BEGIN Material for this exercise

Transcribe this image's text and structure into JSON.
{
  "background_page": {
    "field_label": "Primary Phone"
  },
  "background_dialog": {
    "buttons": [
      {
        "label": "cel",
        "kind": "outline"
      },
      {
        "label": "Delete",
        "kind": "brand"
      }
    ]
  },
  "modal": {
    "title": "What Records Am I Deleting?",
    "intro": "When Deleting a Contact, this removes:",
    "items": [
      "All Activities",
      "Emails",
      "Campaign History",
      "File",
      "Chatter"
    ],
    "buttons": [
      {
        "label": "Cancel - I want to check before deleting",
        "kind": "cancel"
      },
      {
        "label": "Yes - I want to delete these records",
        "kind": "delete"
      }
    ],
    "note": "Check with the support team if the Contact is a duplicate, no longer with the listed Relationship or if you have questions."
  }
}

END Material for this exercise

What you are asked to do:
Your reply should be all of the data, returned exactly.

Task output:
Transcribe this image's text and structure into JSON.
{
  "background_page": {
    "field_label": "Primary Phone"
  },
  "background_dialog": {
    "buttons": [
      {
        "label": "cel",
        "kind": "outline"
      },
      {
        "label": "Delete",
        "kind": "brand"
      }
    ]
  },
  "modal": {
    "title": "What Records Am I Deleting?",
    "intro": "When Deleting a Contact, this removes:",
    "items": [
      "All Activities",
      "Emails",
      "Campaign History",
      "File",
      "Chatter"
    ],
    "buttons": [
      {
        "label": "Cancel - I want to check before deleting",
        "kind": "cancel"
      },
      {
        "label": "Yes - I want to delete these records",
        "kind": "delete"
      }
    ],
    "note": "Check with the support team if the Contact is a duplicate, no longer with the listed Relationship or if you have questions."
  }
}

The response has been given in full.